Eat a larger meal for breakfast on race day.
Modify your normal pre-race schedule so you're consuming your largest meal with carbohydrates, protein and fat in the morning. This could include eggs with veggies and cheese, toast and fruit for example. Having a well balanced, easy-to-digest meal with a little fat and protein will keep you satisfied through the morning, and avoid hunger as the race is starting. Also stay away from high-fiber or fatty foods or anything that can cause stomach upset. For example, I avoid eating salads the day before my race, as it causes digestive issues for me. Knowing how your body reacts to foods on the run will earn you brownie points and reduces the likelihood of pitstops on the course.
Consume a light lunch, similar to the amount you'd eat before a morning race.
For lunch, eat a lighter meal consisting of carbohydrates, a little protein and foods low in fat and fiber. Give yourself at least 5 to 6 hours to digest this meal; so if your night race begins at 7 p.m., eat lunch no later than 2 p.m. to allow proper digestion. Foods like an almond-butter-and-jelly sandwich and banana work well, as it sticks to your ribs and isn't a high-volume food.
Eat a light pre-race snack.

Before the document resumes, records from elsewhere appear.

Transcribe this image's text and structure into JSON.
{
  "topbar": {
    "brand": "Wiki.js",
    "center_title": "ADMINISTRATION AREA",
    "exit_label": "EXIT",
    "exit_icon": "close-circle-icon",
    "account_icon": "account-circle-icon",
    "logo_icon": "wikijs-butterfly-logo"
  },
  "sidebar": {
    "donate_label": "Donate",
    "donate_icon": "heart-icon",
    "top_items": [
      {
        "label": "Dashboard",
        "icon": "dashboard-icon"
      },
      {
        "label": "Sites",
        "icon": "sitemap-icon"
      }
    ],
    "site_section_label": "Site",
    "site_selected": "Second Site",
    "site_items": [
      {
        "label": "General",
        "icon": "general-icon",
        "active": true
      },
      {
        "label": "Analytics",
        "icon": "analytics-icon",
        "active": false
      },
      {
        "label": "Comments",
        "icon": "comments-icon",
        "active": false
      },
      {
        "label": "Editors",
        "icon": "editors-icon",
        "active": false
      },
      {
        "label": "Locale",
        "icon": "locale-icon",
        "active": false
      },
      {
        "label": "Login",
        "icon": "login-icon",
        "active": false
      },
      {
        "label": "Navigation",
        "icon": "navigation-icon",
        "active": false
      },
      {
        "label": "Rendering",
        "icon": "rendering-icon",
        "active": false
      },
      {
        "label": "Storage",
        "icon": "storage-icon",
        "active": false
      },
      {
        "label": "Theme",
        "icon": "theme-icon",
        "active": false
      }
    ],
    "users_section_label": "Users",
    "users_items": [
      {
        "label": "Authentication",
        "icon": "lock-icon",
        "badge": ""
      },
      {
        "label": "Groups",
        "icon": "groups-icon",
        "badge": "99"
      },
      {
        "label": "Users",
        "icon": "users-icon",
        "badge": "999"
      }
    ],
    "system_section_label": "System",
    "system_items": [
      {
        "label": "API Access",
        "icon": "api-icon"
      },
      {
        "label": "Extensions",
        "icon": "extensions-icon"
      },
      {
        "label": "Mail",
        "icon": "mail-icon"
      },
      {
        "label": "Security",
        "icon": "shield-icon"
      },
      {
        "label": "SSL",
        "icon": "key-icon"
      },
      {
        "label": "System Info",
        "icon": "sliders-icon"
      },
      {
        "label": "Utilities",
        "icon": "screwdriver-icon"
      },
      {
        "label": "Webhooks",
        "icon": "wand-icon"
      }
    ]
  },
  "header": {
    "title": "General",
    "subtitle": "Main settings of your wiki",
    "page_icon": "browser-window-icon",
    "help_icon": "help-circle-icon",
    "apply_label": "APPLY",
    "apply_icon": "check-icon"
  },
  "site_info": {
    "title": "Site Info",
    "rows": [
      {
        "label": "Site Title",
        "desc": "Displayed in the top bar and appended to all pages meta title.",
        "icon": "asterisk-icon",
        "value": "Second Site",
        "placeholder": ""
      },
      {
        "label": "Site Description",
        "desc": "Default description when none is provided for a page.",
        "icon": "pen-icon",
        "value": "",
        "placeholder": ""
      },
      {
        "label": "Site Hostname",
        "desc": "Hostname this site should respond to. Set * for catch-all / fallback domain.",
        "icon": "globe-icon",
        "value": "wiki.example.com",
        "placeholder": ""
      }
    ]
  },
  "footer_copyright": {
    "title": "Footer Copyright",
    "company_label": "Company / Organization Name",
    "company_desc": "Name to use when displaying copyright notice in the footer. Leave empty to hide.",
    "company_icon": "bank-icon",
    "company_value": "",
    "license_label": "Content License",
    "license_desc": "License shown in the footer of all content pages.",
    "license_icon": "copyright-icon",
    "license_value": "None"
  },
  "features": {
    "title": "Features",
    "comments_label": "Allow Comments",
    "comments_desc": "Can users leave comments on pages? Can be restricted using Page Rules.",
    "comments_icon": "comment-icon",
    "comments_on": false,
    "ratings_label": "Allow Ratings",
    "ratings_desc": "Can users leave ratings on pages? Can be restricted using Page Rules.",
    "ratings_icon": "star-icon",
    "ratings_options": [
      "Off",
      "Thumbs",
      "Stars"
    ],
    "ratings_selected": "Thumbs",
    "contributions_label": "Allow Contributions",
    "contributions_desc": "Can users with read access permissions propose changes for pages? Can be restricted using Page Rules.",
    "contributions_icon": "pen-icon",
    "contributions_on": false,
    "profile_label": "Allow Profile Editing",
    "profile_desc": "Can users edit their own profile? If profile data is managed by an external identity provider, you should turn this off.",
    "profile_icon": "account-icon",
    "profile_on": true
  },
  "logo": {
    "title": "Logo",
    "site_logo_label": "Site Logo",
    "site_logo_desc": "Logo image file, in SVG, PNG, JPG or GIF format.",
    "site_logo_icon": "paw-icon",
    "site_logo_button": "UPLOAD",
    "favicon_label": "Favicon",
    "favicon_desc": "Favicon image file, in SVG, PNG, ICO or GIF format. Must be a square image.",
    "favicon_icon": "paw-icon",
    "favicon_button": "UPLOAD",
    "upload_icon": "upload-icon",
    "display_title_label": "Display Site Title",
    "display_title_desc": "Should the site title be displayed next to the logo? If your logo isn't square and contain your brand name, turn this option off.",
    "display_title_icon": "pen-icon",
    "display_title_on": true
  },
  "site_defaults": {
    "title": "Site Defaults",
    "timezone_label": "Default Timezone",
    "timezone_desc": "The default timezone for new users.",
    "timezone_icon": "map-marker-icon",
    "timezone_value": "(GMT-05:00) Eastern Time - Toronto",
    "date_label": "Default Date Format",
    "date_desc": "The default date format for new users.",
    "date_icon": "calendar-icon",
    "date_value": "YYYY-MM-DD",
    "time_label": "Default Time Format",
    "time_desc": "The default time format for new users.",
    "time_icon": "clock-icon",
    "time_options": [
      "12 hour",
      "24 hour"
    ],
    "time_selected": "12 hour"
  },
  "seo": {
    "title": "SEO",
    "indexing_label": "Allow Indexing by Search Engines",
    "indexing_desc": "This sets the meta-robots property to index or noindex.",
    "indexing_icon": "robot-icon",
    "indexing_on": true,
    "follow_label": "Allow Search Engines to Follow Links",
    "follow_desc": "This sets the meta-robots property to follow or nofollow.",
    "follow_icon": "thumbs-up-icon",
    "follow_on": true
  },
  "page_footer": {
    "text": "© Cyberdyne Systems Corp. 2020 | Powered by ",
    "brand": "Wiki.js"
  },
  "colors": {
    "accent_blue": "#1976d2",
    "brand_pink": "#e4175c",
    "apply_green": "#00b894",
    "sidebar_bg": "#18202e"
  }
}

Sip fluids throughout the day and stop one hour before the race to avoid having to go a half-mile into the race. Eat a high-carbohydrate snack two hours before the race start (piece of fruit, bar). Drinking an electrolyte beverage like water with a NUUN electrolyte tab, coconut water or your favorite sports drink 2 to 3 hours prior to the event is a great way to top off carbohydrate and electrolyte stores for longer races that are two or more hours in duration.